■ **Problem requirements**: Set down the entries exactly as they appear, apart from the images, which stay out.
The data: Begin
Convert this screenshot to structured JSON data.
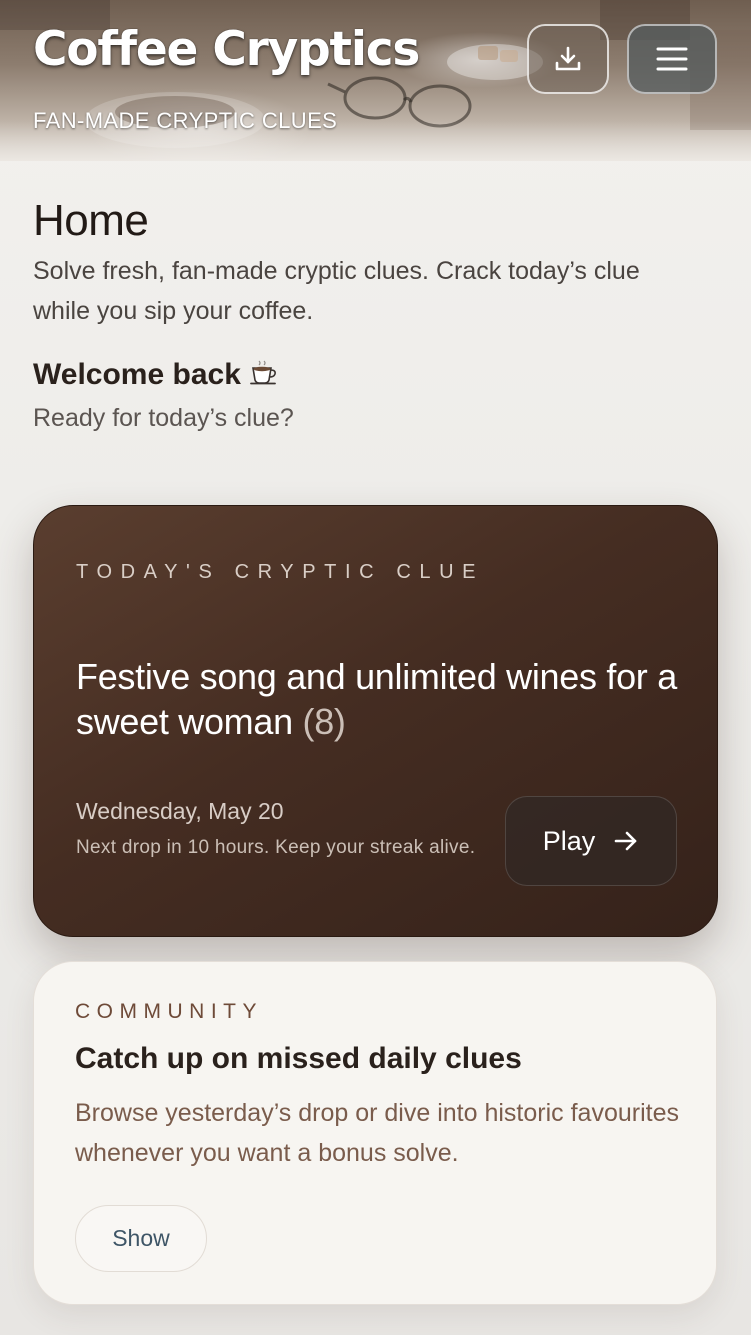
{
  "header": {
    "title": "Coffee Cryptics",
    "subtitle": "FAN-MADE CRYPTIC CLUES",
    "download_icon": "download-icon",
    "menu_icon": "hamburger-menu-icon"
  },
  "home": {
    "title": "Home",
    "intro": "Solve fresh, fan-made cryptic clues. Crack today’s clue while you sip your coffee.",
    "welcome_title": "Welcome back",
    "welcome_icon": "coffee-cup-icon",
    "welcome_subtitle": "Ready for today’s clue?"
  },
  "clue_card": {
    "eyebrow": "TODAY'S CRYPTIC CLUE",
    "clue": "Festive song and unlimited wines for a sweet woman",
    "letter_count": "(8)",
    "date": "Wednesday, May 20",
    "next_drop": "Next drop in 10 hours. Keep your streak alive.",
    "play_label": "Play",
    "play_icon": "arrow-right-icon"
  },
  "community_card": {
    "eyebrow": "COMMUNITY",
    "title": "Catch up on missed daily clues",
    "body": "Browse yesterday’s drop or dive into historic favourites whenever you want a bonus solve.",
    "show_label": "Show"
  },
  "colors": {
    "clue_card_bg": "#452d22",
    "community_eyebrow": "#6e4a38",
    "show_button_text": "#3e5566"
  }
}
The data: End
■ **Response box**:
Convert this screenshot to structured JSON data.
{
  "header": {
    "title": "Coffee Cryptics",
    "subtitle": "FAN-MADE CRYPTIC CLUES",
    "download_icon": "download-icon",
    "menu_icon": "hamburger-menu-icon"
  },
  "home": {
    "title": "Home",
    "intro": "Solve fresh, fan-made cryptic clues. Crack today’s clue while you sip your coffee.",
    "welcome_title": "Welcome back",
    "welcome_icon": "coffee-cup-icon",
    "welcome_subtitle": "Ready for today’s clue?"
  },
  "clue_card": {
    "eyebrow": "TODAY'S CRYPTIC CLUE",
    "clue": "Festive song and unlimited wines for a sweet woman",
    "letter_count": "(8)",
    "date": "Wednesday, May 20",
    "next_drop": "Next drop in 10 hours. Keep your streak alive.",
    "play_label": "Play",
    "play_icon": "arrow-right-icon"
  },
  "community_card": {
    "eyebrow": "COMMUNITY",
    "title": "Catch up on missed daily clues",
    "body": "Browse yesterday’s drop or dive into historic favourites whenever you want a bonus solve.",
    "show_label": "Show"
  },
  "colors": {
    "clue_card_bg": "#452d22",
    "community_eyebrow": "#6e4a38",
    "show_button_text": "#3e5566"
  }
}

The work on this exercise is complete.